# [DIRECTIONS]
Across the data, every line with the word "name" counts once; state the total alone.

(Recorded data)

══════════════════════════════

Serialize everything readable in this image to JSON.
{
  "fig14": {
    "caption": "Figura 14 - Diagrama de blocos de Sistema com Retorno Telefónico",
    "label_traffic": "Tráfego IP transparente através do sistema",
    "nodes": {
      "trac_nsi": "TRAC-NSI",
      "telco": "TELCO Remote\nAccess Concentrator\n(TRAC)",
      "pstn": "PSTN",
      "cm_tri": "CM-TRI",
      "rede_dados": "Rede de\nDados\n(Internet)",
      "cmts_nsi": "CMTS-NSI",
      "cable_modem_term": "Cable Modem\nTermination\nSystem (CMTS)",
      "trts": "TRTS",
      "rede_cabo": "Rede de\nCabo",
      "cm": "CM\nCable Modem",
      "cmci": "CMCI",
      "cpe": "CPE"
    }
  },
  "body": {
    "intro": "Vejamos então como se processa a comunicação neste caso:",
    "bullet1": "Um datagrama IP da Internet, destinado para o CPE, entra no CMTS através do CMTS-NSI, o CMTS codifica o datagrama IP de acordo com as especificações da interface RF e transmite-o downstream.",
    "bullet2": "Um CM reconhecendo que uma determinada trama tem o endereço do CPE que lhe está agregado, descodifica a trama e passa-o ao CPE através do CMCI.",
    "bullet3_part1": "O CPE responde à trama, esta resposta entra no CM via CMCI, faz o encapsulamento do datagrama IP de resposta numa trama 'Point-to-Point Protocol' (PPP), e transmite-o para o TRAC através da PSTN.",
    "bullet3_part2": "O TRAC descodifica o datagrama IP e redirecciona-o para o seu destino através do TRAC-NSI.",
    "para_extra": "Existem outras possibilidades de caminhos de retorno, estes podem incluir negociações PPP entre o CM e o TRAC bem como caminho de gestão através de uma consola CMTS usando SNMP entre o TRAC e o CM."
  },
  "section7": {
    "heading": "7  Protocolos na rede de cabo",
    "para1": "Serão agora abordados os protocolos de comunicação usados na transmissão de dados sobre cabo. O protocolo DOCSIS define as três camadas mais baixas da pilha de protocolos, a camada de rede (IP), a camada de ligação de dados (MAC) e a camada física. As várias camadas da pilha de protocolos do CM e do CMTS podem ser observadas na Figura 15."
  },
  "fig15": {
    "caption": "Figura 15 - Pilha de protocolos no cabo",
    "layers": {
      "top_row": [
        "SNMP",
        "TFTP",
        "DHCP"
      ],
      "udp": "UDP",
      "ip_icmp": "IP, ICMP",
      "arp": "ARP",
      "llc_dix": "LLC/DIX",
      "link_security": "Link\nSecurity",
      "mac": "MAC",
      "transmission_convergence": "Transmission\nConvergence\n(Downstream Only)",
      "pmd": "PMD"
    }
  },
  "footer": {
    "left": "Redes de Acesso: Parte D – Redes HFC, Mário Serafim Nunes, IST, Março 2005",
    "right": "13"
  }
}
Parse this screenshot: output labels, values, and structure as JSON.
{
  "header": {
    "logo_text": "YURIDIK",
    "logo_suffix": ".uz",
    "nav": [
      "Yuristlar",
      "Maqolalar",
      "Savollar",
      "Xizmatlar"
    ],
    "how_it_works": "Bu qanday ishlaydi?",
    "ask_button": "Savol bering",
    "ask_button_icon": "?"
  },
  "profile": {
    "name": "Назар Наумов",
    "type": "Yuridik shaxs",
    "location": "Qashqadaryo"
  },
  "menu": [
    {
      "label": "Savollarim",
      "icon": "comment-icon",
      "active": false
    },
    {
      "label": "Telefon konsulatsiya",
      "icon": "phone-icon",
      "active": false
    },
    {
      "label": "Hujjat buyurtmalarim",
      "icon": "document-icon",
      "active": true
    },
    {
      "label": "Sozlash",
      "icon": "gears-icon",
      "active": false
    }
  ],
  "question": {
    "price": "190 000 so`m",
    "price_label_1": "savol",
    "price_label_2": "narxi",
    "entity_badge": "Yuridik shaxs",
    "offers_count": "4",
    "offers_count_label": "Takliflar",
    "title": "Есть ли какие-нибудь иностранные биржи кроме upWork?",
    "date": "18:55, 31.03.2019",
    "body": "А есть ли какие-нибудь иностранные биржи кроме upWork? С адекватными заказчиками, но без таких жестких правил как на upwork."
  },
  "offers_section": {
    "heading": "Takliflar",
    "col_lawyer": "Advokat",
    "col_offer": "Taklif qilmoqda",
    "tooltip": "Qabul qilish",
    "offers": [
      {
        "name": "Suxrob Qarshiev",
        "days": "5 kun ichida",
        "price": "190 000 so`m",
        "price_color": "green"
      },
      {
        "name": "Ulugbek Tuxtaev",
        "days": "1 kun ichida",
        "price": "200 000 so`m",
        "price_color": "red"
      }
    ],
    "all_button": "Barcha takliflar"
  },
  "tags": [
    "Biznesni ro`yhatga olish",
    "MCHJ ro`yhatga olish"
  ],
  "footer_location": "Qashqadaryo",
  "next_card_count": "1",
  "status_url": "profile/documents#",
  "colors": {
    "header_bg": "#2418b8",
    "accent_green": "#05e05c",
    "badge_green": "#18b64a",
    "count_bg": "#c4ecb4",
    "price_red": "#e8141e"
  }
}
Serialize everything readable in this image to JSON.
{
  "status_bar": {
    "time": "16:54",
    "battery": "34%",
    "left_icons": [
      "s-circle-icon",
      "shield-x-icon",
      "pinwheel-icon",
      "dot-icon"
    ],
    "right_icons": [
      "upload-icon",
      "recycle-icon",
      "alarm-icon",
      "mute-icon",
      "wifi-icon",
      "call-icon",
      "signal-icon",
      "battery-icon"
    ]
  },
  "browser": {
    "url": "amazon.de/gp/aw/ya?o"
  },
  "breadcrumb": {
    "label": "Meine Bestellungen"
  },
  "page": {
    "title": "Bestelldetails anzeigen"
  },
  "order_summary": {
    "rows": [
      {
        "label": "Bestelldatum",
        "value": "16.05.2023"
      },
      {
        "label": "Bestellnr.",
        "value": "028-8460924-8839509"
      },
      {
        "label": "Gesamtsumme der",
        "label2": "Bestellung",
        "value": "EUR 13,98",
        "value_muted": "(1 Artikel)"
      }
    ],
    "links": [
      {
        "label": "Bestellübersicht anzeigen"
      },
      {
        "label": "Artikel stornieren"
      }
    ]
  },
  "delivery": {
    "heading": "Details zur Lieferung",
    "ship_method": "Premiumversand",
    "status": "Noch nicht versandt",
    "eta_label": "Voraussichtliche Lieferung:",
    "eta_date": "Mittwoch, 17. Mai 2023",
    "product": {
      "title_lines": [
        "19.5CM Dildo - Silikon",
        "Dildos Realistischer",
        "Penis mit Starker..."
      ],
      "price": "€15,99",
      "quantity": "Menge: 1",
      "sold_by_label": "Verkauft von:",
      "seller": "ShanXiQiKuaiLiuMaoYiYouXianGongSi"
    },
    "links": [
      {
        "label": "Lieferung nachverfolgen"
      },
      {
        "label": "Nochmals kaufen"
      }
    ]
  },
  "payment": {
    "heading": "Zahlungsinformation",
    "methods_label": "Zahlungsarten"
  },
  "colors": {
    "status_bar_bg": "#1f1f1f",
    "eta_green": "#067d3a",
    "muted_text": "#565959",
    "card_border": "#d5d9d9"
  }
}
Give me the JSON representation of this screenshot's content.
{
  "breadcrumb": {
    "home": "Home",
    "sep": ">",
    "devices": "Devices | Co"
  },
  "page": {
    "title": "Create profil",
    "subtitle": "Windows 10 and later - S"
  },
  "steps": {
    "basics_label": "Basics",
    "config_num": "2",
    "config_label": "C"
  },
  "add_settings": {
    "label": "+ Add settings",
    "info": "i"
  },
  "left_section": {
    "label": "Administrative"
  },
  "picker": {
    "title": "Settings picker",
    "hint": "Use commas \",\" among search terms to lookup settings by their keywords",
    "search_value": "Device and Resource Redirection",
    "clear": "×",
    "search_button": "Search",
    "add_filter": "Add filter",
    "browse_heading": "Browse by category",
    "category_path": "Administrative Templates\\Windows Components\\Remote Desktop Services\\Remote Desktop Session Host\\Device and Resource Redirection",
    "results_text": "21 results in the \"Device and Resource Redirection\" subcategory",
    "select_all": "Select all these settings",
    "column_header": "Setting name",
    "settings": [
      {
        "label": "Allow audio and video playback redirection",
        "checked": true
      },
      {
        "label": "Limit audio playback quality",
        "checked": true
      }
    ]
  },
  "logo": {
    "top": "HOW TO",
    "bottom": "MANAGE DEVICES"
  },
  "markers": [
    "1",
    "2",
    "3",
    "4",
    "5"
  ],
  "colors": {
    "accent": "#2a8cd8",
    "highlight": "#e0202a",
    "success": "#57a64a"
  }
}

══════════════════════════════

# [RESPONSE AREA]
4